Irritation due to dust particles in the eye is only felt when the eye is openPhotoCredit :

 A foreign body is an object in your eye that shouldn’t be there, such as a speck of dust, wood chip, metal shaving, insect or piece of glass. The common places to find a foreign body are under the eyelid or on the surface of your eye.

When the eyes are kept open we tend to blink at least 15 to 20 times a minute. Every time the eyelid moves over the cornea, both the lid and the cornea get irritated and the discomfort is quite severe.

If the eye is kept closed, there is no movement of the eyelid or cornea and the irritation is much lesser. The cornea (black part of the eye) is the most sensitive part of the external eye and is very rich in nerve fibres.

When the foreign body is either on the cornea or on the eyelid, the corneal nerve fibres are irritated and the resultant discomfort is very severe.

On the other hand, if the foreign body is lodged in the conjunctiva(white part of the eye) the irritation is much less severe because compared with the cornea, the conjunctiva is less sensitive.

Rubbing the eye vigorously when a foreign body is present in the eye can cause damage to the delicate epithelium of the cornea.

A very small foreign body lodged in the cornea can, under rare conditions, be covered by the epithelium of the cornea. In such cases, there will be no irritation at all.

For this to occur, the foreign body should be very small, it should be inert, and should be smooth.

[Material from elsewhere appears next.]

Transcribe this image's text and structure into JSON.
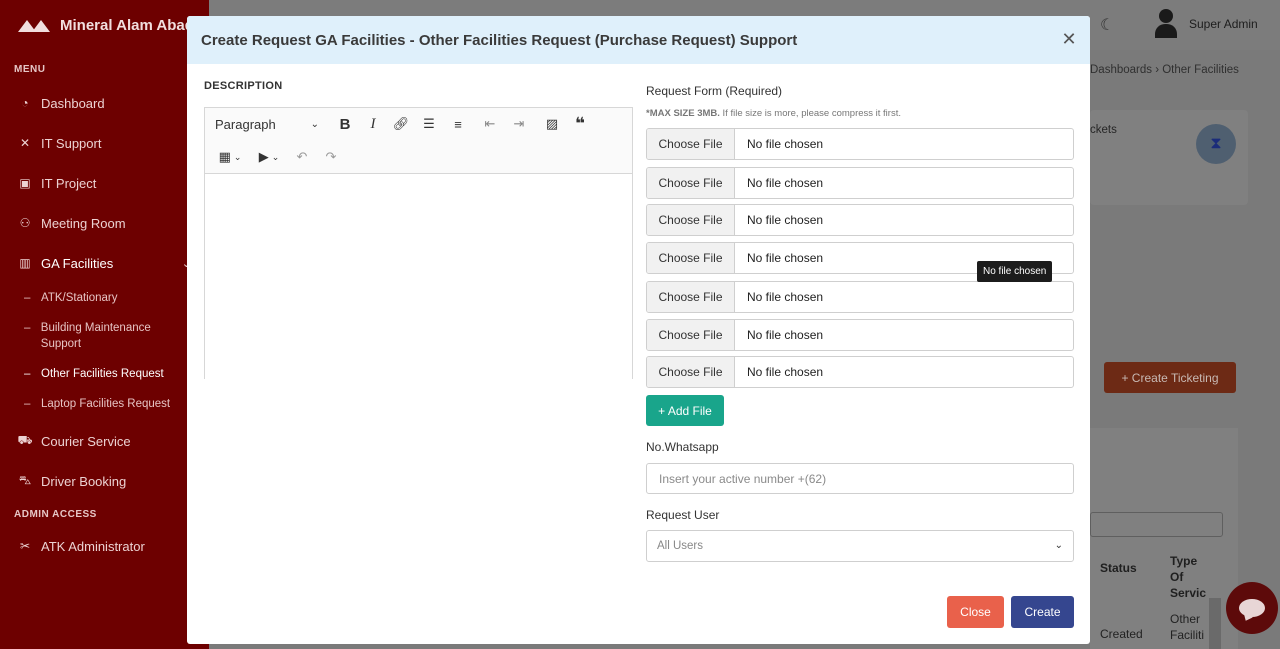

Under these conditions, the corneal epithelium can grow over it.

The course of treatment for a foreign object in the eye depends on what the object is, and the degree of contact it has made with the eye.

The best method of removal is to wash out the eye with an eye wash solution or if none is available, tap water. If a tap is not nearby, you can use a water fountain, a hose (using a gentle flow), or a shower. The most important point is to use a generous amount of water to ensure the particle is completely flushed out of the eye.

If you still feel the object in your eye, manual removal is the next option. It’s recommended that you use a tissue or cotton swap while doing this, being very careful not to swipe across the eye. Be sure to look in the opposite direction of where you feel the object (if it’s in your upper eyelid, look down, and vice versa) to protect the cornea.

For larger foreign bodies, or foreign bodies that may have penetrated the eye, seek medical attention immediately.